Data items
┌──

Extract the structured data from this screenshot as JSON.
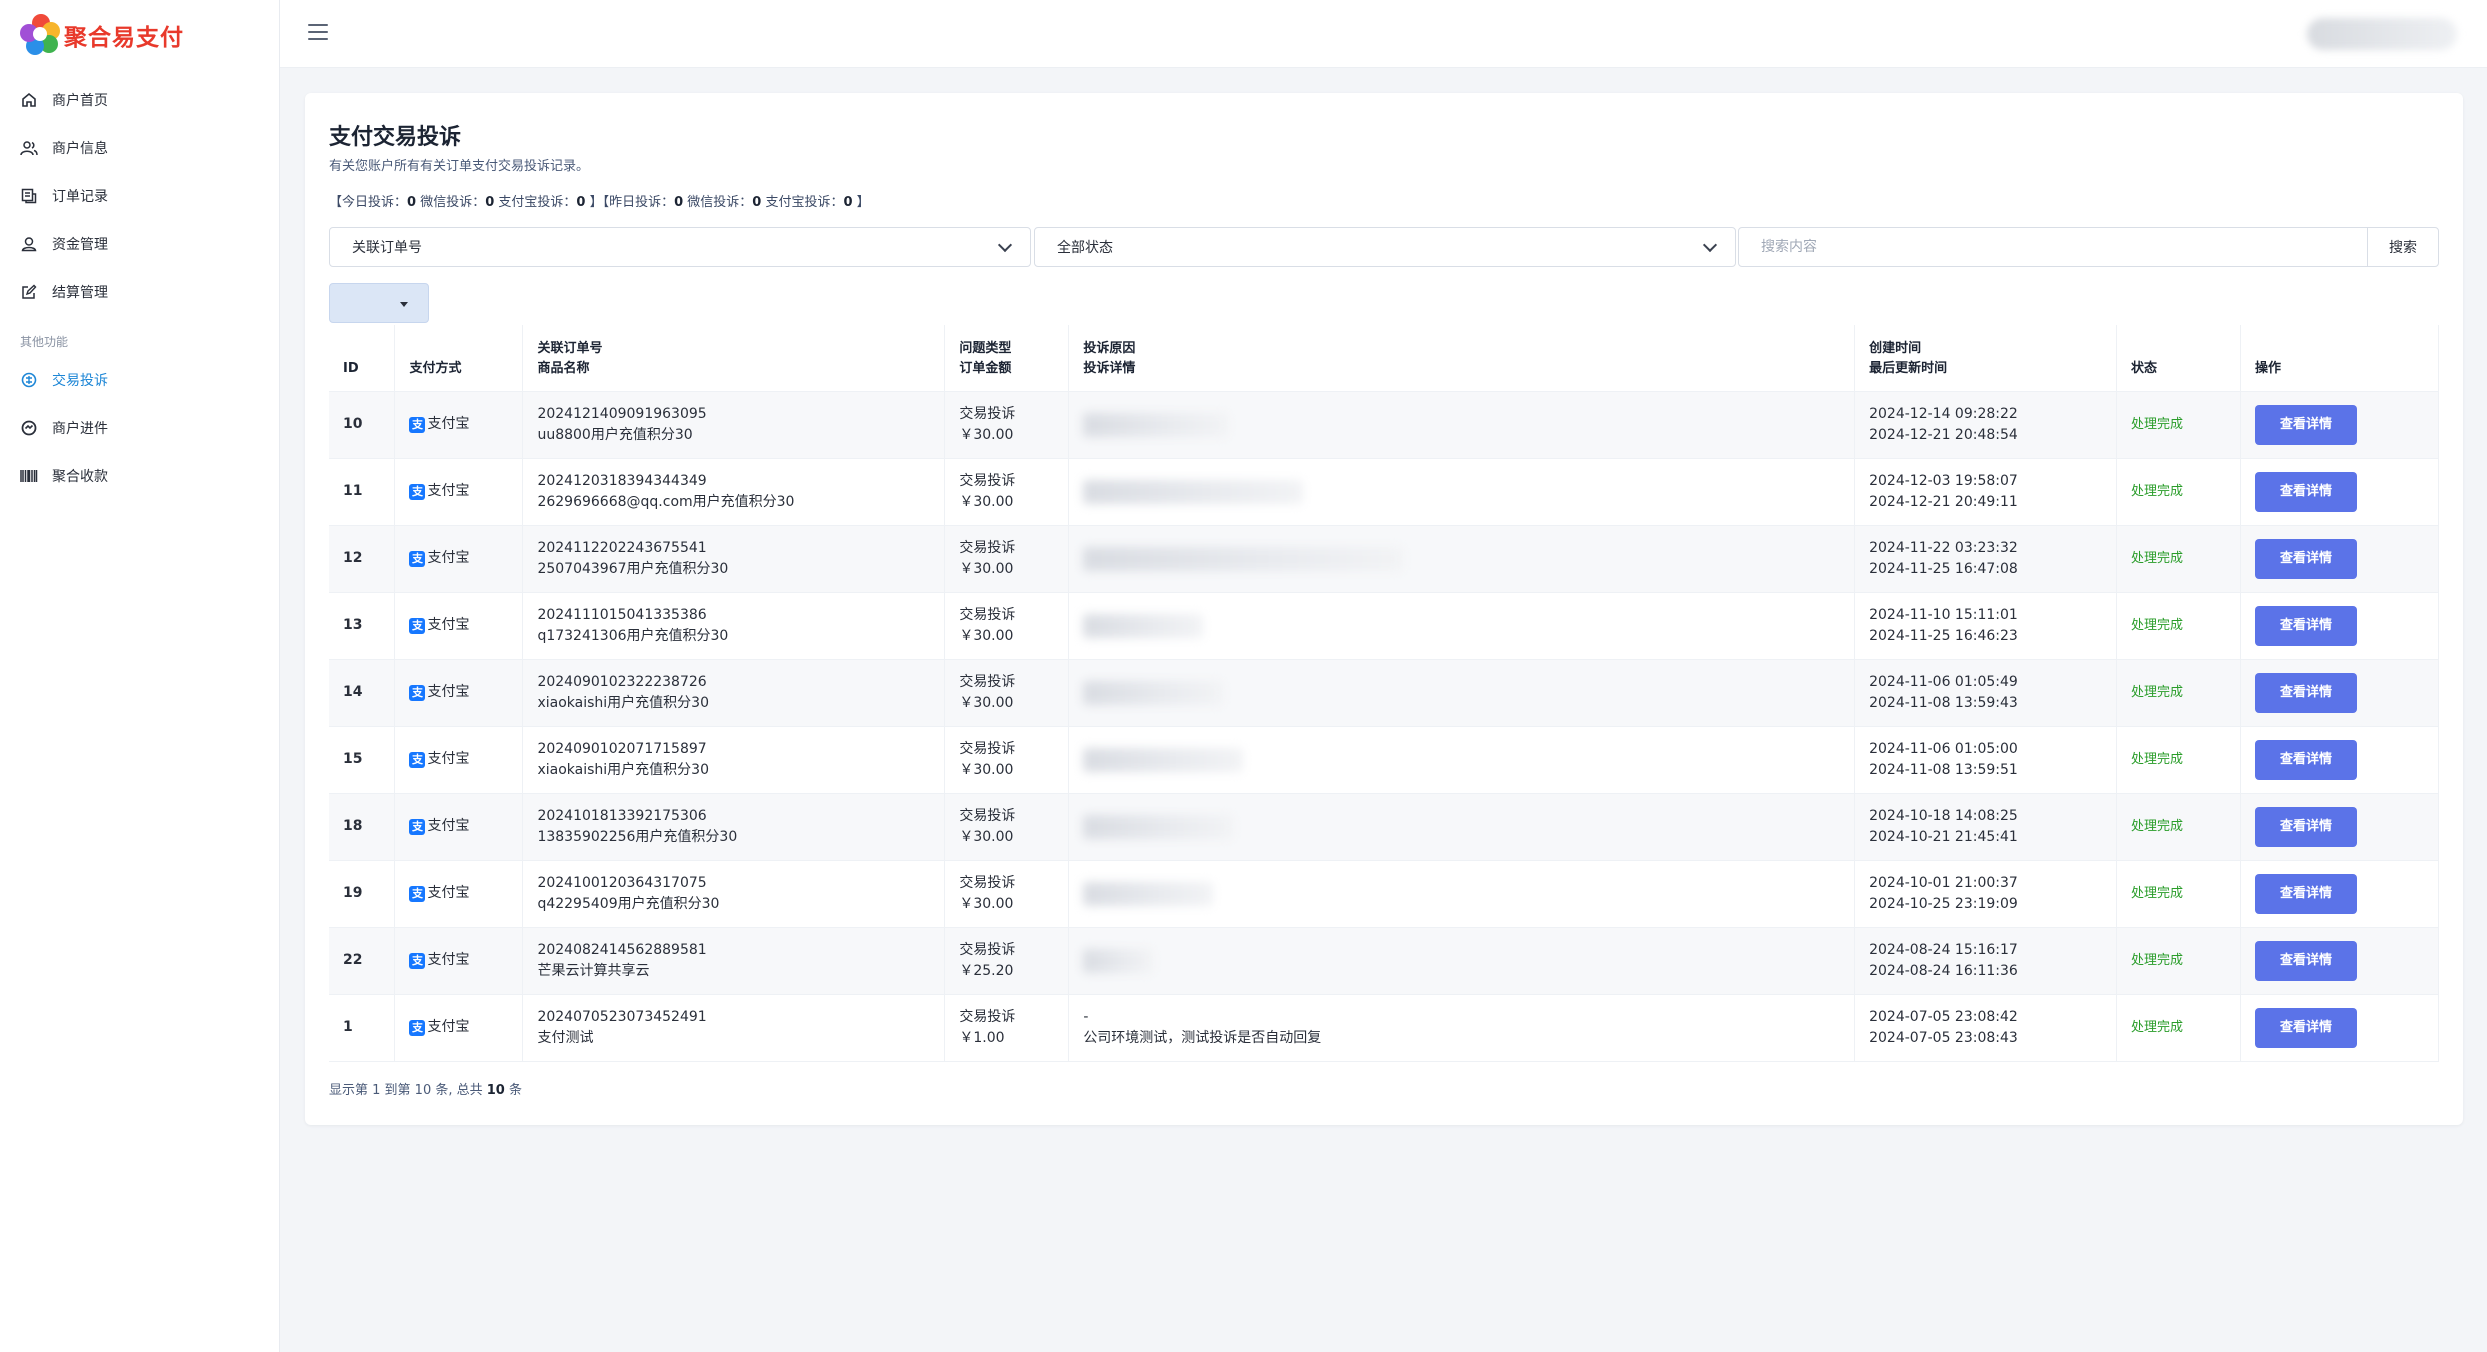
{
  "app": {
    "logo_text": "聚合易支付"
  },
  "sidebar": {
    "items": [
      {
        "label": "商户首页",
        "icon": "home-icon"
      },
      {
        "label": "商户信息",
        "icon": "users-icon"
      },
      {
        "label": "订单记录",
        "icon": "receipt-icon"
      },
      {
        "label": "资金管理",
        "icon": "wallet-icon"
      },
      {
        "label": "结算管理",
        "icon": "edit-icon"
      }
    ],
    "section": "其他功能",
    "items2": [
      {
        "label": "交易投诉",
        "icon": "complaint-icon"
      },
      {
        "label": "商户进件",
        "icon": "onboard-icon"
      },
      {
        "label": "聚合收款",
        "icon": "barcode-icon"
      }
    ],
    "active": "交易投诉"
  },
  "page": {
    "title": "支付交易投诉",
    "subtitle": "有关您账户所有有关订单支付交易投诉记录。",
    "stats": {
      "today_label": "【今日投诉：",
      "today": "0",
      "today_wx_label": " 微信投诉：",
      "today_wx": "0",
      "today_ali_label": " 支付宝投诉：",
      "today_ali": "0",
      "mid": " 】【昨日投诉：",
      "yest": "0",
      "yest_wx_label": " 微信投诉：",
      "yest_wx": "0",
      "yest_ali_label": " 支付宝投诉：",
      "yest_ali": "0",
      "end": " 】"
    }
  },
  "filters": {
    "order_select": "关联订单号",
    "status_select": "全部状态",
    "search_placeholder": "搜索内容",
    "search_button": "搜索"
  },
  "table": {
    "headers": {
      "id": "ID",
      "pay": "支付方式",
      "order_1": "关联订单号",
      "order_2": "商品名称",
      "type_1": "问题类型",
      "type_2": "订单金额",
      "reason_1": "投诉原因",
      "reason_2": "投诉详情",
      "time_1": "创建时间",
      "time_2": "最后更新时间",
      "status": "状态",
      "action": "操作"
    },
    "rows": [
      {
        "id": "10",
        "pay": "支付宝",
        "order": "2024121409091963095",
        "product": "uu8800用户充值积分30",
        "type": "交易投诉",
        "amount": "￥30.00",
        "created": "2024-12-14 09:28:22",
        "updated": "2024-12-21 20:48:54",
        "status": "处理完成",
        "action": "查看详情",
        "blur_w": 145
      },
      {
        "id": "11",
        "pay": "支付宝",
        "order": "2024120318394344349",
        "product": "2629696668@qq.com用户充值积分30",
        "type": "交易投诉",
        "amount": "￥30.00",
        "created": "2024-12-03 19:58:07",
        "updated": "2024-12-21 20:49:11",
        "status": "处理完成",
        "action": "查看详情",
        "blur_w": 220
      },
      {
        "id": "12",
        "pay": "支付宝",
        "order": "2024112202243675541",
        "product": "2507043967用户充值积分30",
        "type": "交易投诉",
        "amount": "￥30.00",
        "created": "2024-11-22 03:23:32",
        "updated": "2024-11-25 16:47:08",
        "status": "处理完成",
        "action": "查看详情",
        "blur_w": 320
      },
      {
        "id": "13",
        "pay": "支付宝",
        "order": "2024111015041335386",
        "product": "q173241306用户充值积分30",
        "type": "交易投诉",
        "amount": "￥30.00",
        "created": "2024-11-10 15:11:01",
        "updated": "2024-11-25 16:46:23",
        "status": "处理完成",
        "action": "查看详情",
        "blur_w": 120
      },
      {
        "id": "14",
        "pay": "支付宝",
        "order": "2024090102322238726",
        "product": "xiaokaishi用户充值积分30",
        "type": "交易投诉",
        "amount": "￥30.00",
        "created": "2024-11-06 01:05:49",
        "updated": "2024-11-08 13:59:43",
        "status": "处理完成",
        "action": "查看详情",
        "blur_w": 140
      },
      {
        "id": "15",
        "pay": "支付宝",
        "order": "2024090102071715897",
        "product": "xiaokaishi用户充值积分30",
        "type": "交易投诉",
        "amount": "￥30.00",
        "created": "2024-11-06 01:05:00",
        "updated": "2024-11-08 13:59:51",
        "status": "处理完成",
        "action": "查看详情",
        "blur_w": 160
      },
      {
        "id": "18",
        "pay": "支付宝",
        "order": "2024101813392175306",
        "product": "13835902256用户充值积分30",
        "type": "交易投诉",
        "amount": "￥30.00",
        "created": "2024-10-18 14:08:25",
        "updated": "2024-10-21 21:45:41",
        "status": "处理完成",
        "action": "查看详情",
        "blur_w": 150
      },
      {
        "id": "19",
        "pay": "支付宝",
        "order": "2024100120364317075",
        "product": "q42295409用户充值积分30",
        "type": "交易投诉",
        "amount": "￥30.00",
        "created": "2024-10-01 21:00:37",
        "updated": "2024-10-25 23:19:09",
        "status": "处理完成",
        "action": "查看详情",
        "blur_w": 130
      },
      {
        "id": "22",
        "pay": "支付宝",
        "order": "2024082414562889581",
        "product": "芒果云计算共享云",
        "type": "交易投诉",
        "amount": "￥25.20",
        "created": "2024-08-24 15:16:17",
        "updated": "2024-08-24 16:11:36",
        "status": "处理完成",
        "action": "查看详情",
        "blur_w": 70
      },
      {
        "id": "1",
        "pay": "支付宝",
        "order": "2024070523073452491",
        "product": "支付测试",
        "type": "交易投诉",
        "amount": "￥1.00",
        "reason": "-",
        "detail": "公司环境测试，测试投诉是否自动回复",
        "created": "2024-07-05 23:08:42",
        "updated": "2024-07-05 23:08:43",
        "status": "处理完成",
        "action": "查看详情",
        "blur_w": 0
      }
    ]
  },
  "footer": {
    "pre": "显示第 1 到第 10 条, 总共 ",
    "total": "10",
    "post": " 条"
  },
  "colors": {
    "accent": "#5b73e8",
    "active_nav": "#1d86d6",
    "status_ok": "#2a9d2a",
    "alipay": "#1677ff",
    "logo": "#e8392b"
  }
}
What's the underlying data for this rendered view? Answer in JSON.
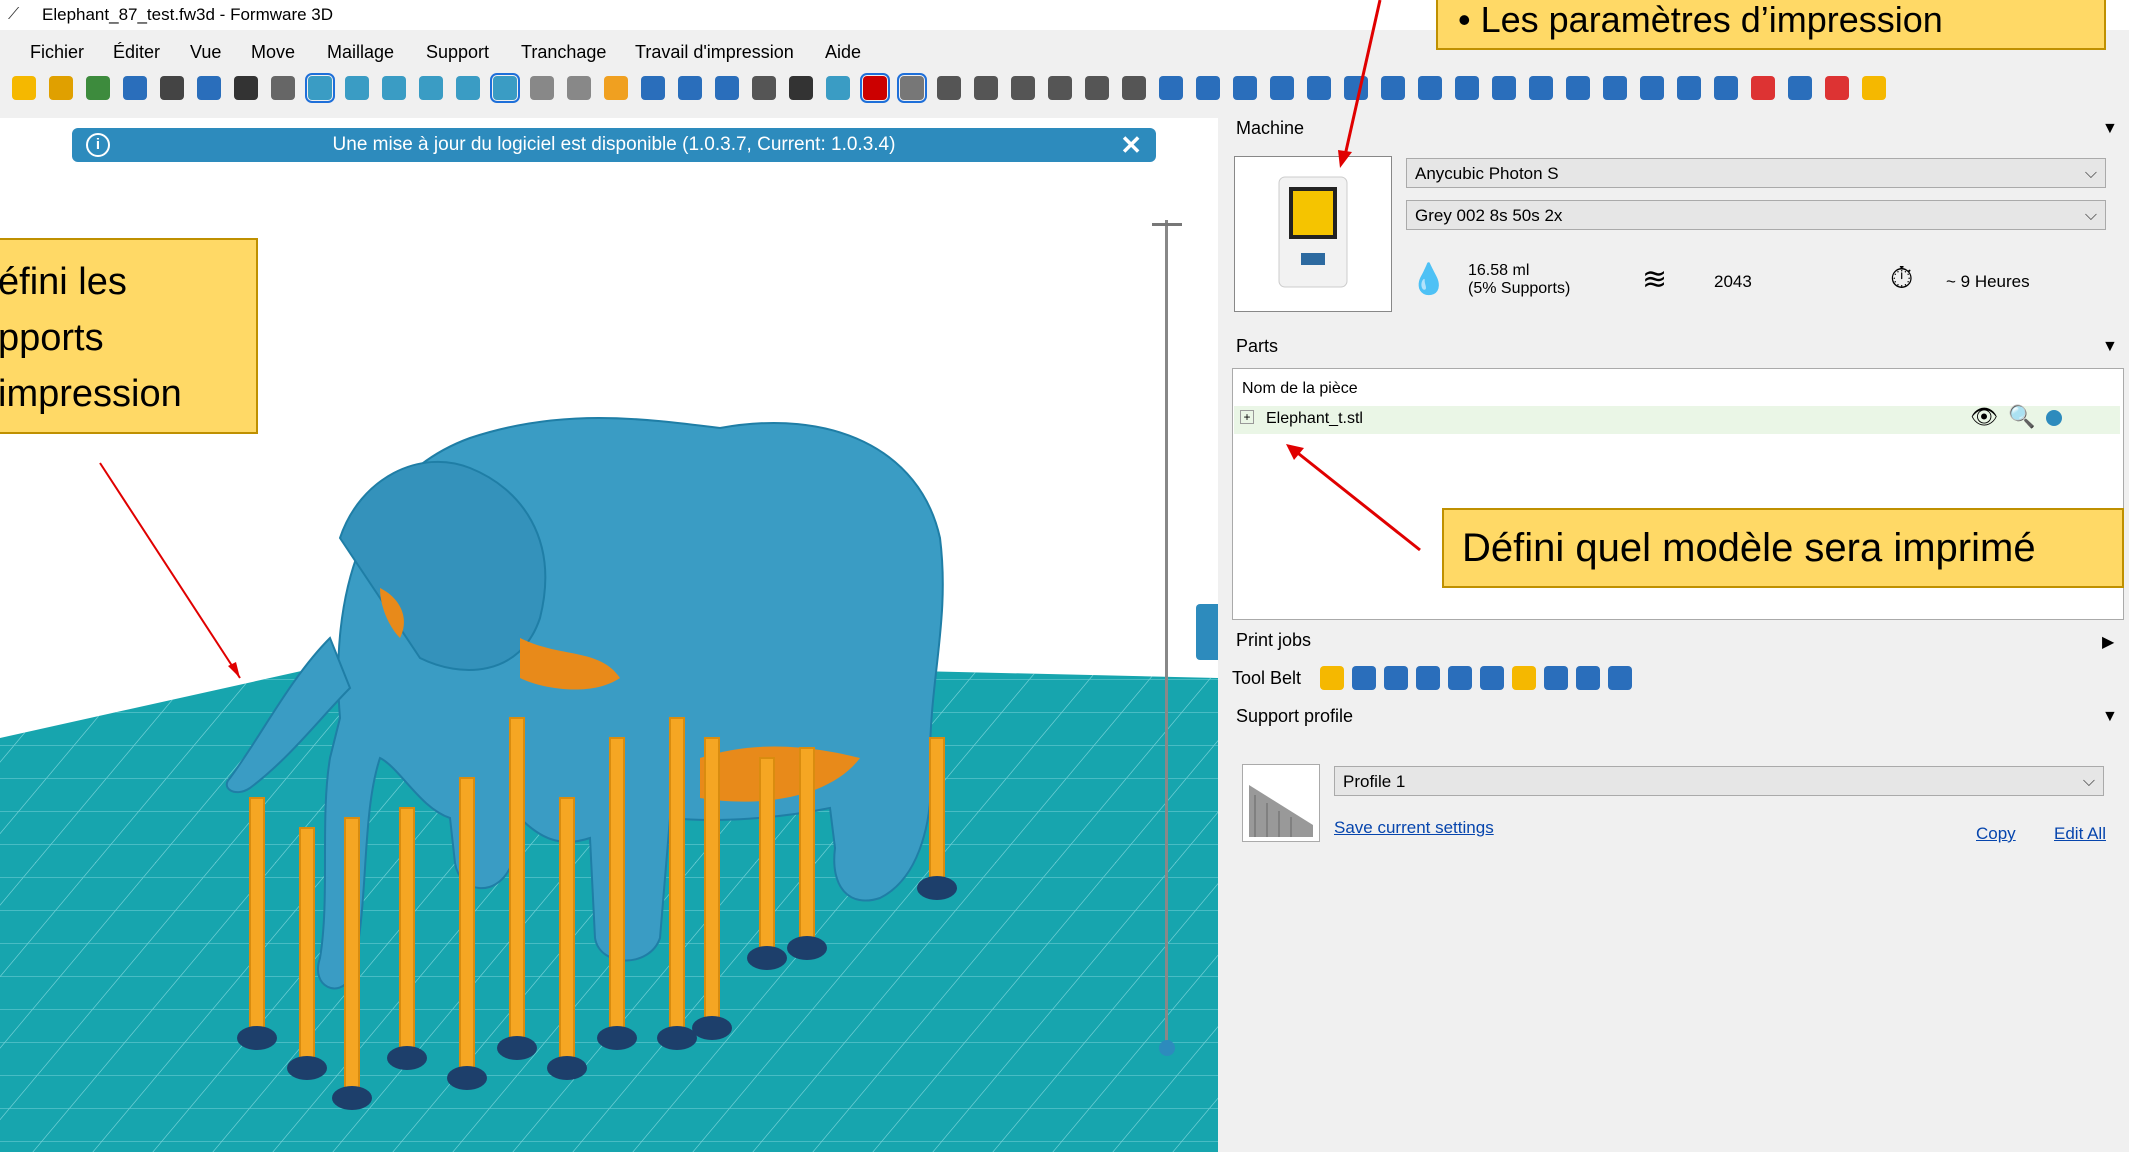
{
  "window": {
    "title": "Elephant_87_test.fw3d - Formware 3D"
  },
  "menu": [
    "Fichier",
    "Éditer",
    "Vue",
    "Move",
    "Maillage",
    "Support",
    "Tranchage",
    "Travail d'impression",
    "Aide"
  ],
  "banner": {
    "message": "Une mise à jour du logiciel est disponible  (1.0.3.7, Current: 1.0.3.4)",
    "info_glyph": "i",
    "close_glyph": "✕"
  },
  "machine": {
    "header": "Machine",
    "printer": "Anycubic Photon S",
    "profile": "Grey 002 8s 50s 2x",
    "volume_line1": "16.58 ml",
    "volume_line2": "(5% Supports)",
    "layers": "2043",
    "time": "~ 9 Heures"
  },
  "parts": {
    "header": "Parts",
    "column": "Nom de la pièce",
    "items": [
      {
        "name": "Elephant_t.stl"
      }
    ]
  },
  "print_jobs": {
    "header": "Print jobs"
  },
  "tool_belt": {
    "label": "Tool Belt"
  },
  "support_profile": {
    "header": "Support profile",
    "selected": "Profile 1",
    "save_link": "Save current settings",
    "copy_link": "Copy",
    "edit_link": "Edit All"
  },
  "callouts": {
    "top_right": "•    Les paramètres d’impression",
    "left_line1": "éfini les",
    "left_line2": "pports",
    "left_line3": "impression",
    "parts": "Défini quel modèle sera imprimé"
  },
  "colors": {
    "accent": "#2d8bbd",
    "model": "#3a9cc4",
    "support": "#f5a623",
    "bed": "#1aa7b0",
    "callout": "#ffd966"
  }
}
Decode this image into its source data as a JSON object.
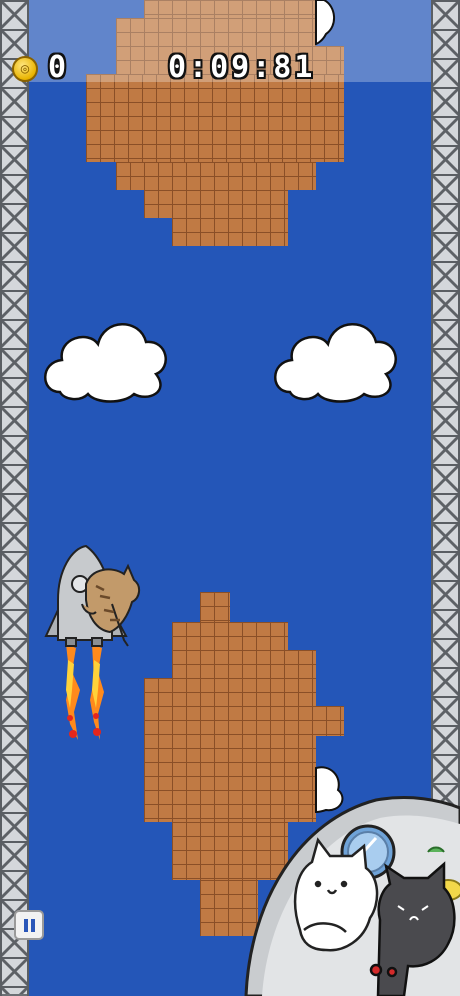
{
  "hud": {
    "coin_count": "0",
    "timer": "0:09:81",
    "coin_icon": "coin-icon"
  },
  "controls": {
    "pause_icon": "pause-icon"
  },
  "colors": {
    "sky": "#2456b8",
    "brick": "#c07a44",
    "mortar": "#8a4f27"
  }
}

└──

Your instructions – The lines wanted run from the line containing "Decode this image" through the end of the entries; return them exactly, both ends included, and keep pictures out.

Answer box –
Decode this image into its source data as a JSON object.
{
  "hud": {
    "coin_count": "0",
    "timer": "0:09:81",
    "coin_icon": "coin-icon"
  },
  "controls": {
    "pause_icon": "pause-icon"
  },
  "colors": {
    "sky": "#2456b8",
    "brick": "#c07a44",
    "mortar": "#8a4f27"
  }
}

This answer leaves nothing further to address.